Use the college navigator to search for estimated costs of community colleges in your area. Enter your zip code and a distance, say 50 miles. In the level of award section, check “Associate’s” (a two-year degree). In institution type, check “public.” Select a college in your area. Select the heading “tuition, fees, and estimated students expenses” and scroll to “multiyear tuition calculator” and click the “calculate tuition” button. Take note of the estimated cost, noticing the difference between in-state and out-of-state costs. Remember that in many cases, an associate’s degree can be transferred to a four-year university to reduce the total cost of your education.
Next, use the college navigator to search for estimated costs at public four-year institutions in your area. Enter your zip code and a distance, say 50 miles. In the level of award section, check “Bachelor’s.” In institution type, check “public” and “four-year.” Select a college in your area. Select the heading “tuition, fees, and estimated students expenses” and scroll to “multiyear tuition calculator” and click the “calculate tuition” button. Take note of the estimated cost, noticing the difference between in-state and out-of-state costs.
Finally, use the college navigator to search for estimated costs at private four-year institutions in your area. Enter your zip code and a distance, say 50 miles. In the level of award section, check “Bachelor’s.” In institution type, check “private” and “four-year.” Select a college in your area. Select the heading “tuition, fees, and estimated students expenses” and scroll to “multiyear tuition calculator” and click the “calculate tuition” button. Take note of the estimated cost.
Write a short summary of the difference in college costs among the various types of institutions.
- Remember that this estimate does not include room, board, books, or supplies. Also remember that the estimate does not include any scholarships or grants for which you might qualify for. When looking at public institutions remember to notice the difference between in-state and out-of-state costs. For example, if you are a citizen of Minnesota, you will be charged a lower rate at the University of Minnesota than a citizen of another state (unless there is a reciprocity agreement between the states).

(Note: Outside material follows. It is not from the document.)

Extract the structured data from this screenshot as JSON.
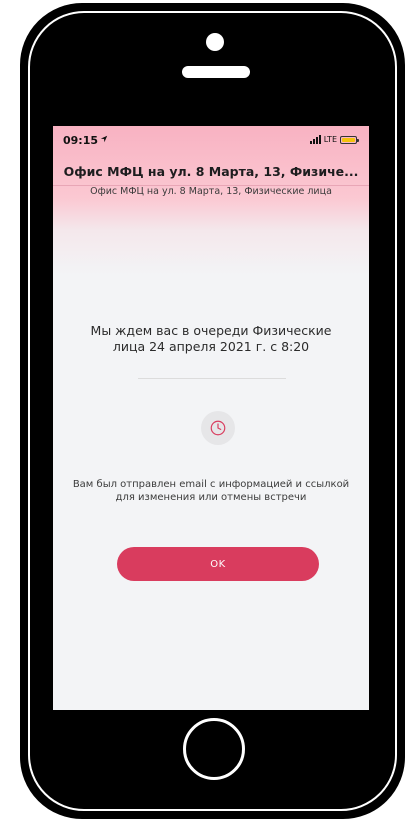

As with any investment, you should be mindful of the relationship between the value invested and the expected future income, especially if it requires student loans. So, attending an extremely expensive university which results in high levels of debt for a degree with a low wage premium may not be wise. Instead, it might be wise to attend a community college or a state university to pursue that degree. On the other hand, attending a more expensive private university to earn a degree with a high wage premium might justify a higher level of debt. A common “rule of thumb” is that students should not borrow more than the first year average salary of people in that occupation. Using this guideline would mean that students would be justified in taking more debt to pursue a degree in engineering than in social work.
To examine current average wages for many occupations, look for the annual mean (average) wage of several occupations you have an interest in:
If you are not sure what occupation you would like to pursue, start here: www.bls.gov/k12/
Note that the rule of thumb is for starting wages and data provided is annual mean (average) wage.
One of the most important personal finance decisions you will make will be the decision regarding your education. The costs of college have been rising, but so have the benefits. You should consider the differences in costs of various types of college and universities, and the differences in income levels associated with different majors. One way to reduce the price of college is by applying for financial aid using the FAFSA form. Thinking about these decisions now can have a huge payoff in the future.
Read, Is a College Cap and Gown a Financial Ball and Chain? and answer the questions that follow.
With your family:
Discuss what you occupation you would like pursue.
Investigate what type of education and training will prepare you for that occupation.
Discuss what colleges or universities you would like to attend.
Discuss how you will pay for college.